[Requirement] Would you restate the entries below exactly, keeping every line?

*** Recorded information ***

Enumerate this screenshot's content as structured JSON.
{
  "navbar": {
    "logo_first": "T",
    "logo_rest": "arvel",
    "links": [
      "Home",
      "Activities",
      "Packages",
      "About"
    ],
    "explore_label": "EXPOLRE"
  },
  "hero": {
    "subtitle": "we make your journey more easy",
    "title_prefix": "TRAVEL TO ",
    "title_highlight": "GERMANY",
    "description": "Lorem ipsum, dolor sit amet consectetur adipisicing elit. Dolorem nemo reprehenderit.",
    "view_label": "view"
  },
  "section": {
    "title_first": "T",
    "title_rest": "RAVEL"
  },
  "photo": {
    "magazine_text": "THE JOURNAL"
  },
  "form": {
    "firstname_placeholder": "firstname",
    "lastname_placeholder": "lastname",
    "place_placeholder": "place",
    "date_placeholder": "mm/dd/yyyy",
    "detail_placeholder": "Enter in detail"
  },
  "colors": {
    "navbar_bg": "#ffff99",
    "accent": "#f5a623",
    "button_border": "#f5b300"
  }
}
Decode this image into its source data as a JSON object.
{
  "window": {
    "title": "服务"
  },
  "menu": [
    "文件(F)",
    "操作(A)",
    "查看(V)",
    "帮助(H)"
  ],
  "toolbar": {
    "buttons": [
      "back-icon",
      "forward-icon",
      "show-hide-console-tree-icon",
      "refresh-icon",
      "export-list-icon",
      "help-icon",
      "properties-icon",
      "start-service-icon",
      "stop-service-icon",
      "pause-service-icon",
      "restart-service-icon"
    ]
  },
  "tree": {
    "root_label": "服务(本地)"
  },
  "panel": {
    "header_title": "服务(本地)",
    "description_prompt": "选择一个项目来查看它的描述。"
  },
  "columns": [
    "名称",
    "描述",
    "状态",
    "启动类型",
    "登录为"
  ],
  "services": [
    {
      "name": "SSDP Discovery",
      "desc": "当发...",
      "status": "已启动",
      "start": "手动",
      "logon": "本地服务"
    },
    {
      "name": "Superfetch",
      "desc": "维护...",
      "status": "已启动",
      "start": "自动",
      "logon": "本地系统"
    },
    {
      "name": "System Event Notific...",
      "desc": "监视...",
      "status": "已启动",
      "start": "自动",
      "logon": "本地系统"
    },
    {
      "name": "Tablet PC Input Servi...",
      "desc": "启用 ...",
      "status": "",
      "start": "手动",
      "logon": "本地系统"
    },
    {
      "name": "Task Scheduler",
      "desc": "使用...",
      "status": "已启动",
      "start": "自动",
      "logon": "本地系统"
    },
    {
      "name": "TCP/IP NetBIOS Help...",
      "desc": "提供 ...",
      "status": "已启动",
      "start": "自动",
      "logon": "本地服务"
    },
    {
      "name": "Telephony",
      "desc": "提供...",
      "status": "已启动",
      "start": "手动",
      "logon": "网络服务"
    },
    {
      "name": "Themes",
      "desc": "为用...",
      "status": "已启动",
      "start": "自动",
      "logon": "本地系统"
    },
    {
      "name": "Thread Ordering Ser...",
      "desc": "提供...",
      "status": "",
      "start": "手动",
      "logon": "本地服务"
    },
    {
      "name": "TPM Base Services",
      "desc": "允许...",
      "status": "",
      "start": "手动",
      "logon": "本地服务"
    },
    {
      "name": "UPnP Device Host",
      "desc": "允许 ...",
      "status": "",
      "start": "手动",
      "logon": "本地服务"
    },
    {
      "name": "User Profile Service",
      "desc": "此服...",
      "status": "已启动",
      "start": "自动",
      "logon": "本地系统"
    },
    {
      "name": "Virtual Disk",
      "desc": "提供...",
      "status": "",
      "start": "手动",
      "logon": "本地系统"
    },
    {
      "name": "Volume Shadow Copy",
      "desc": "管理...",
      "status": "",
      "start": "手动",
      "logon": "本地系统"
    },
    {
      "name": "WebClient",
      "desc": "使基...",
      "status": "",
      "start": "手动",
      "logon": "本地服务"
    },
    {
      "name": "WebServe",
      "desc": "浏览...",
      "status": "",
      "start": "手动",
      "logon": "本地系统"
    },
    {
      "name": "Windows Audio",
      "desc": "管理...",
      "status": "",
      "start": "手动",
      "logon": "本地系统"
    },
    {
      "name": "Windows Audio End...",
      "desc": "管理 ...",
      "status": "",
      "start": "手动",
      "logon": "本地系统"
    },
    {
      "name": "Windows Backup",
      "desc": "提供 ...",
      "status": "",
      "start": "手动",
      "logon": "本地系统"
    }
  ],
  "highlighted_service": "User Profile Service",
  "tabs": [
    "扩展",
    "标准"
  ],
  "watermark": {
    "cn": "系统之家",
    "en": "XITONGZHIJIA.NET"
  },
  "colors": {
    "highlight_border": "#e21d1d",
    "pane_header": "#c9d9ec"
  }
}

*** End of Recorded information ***

[Finished exercise]
Enumerate this screenshot's content as structured JSON.
{
  "navbar": {
    "logo_first": "T",
    "logo_rest": "arvel",
    "links": [
      "Home",
      "Activities",
      "Packages",
      "About"
    ],
    "explore_label": "EXPOLRE"
  },
  "hero": {
    "subtitle": "we make your journey more easy",
    "title_prefix": "TRAVEL TO ",
    "title_highlight": "GERMANY",
    "description": "Lorem ipsum, dolor sit amet consectetur adipisicing elit. Dolorem nemo reprehenderit.",
    "view_label": "view"
  },
  "section": {
    "title_first": "T",
    "title_rest": "RAVEL"
  },
  "photo": {
    "magazine_text": "THE JOURNAL"
  },
  "form": {
    "firstname_placeholder": "firstname",
    "lastname_placeholder": "lastname",
    "place_placeholder": "place",
    "date_placeholder": "mm/dd/yyyy",
    "detail_placeholder": "Enter in detail"
  },
  "colors": {
    "navbar_bg": "#ffff99",
    "accent": "#f5a623",
    "button_border": "#f5b300"
  }
}
Decode this image into its source data as a JSON object.
{
  "window": {
    "title": "服务"
  },
  "menu": [
    "文件(F)",
    "操作(A)",
    "查看(V)",
    "帮助(H)"
  ],
  "toolbar": {
    "buttons": [
      "back-icon",
      "forward-icon",
      "show-hide-console-tree-icon",
      "refresh-icon",
      "export-list-icon",
      "help-icon",
      "properties-icon",
      "start-service-icon",
      "stop-service-icon",
      "pause-service-icon",
      "restart-service-icon"
    ]
  },
  "tree": {
    "root_label": "服务(本地)"
  },
  "panel": {
    "header_title": "服务(本地)",
    "description_prompt": "选择一个项目来查看它的描述。"
  },
  "columns": [
    "名称",
    "描述",
    "状态",
    "启动类型",
    "登录为"
  ],
  "services": [
    {
      "name": "SSDP Discovery",
      "desc": "当发...",
      "status": "已启动",
      "start": "手动",
      "logon": "本地服务"
    },
    {
      "name": "Superfetch",
      "desc": "维护...",
      "status": "已启动",
      "start": "自动",
      "logon": "本地系统"
    },
    {
      "name": "System Event Notific...",
      "desc": "监视...",
      "status": "已启动",
      "start": "自动",
      "logon": "本地系统"
    },
    {
      "name": "Tablet PC Input Servi...",
      "desc": "启用 ...",
      "status": "",
      "start": "手动",
      "logon": "本地系统"
    },
    {
      "name": "Task Scheduler",
      "desc": "使用...",
      "status": "已启动",
      "start": "自动",
      "logon": "本地系统"
    },
    {
      "name": "TCP/IP NetBIOS Help...",
      "desc": "提供 ...",
      "status": "已启动",
      "start": "自动",
      "logon": "本地服务"
    },
    {
      "name": "Telephony",
      "desc": "提供...",
      "status": "已启动",
      "start": "手动",
      "logon": "网络服务"
    },
    {
      "name": "Themes",
      "desc": "为用...",
      "status": "已启动",
      "start": "自动",
      "logon": "本地系统"
    },
    {
      "name": "Thread Ordering Ser...",
      "desc": "提供...",
      "status": "",
      "start": "手动",
      "logon": "本地服务"
    },
    {
      "name": "TPM Base Services",
      "desc": "允许...",
      "status": "",
      "start": "手动",
      "logon": "本地服务"
    },
    {
      "name": "UPnP Device Host",
      "desc": "允许 ...",
      "status": "",
      "start": "手动",
      "logon": "本地服务"
    },
    {
      "name": "User Profile Service",
      "desc": "此服...",
      "status": "已启动",
      "start": "自动",
      "logon": "本地系统"
    },
    {
      "name": "Virtual Disk",
      "desc": "提供...",
      "status": "",
      "start": "手动",
      "logon": "本地系统"
    },
    {
      "name": "Volume Shadow Copy",
      "desc": "管理...",
      "status": "",
      "start": "手动",
      "logon": "本地系统"
    },
    {
      "name": "WebClient",
      "desc": "使基...",
      "status": "",
      "start": "手动",
      "logon": "本地服务"
    },
    {
      "name": "WebServe",
      "desc": "浏览...",
      "status": "",
      "start": "手动",
      "logon": "本地系统"
    },
    {
      "name": "Windows Audio",
      "desc": "管理...",
      "status": "",
      "start": "手动",
      "logon": "本地系统"
    },
    {
      "name": "Windows Audio End...",
      "desc": "管理 ...",
      "status": "",
      "start": "手动",
      "logon": "本地系统"
    },
    {
      "name": "Windows Backup",
      "desc": "提供 ...",
      "status": "",
      "start": "手动",
      "logon": "本地系统"
    }
  ],
  "highlighted_service": "User Profile Service",
  "tabs": [
    "扩展",
    "标准"
  ],
  "watermark": {
    "cn": "系统之家",
    "en": "XITONGZHIJIA.NET"
  },
  "colors": {
    "highlight_border": "#e21d1d",
    "pane_header": "#c9d9ec"
  }
}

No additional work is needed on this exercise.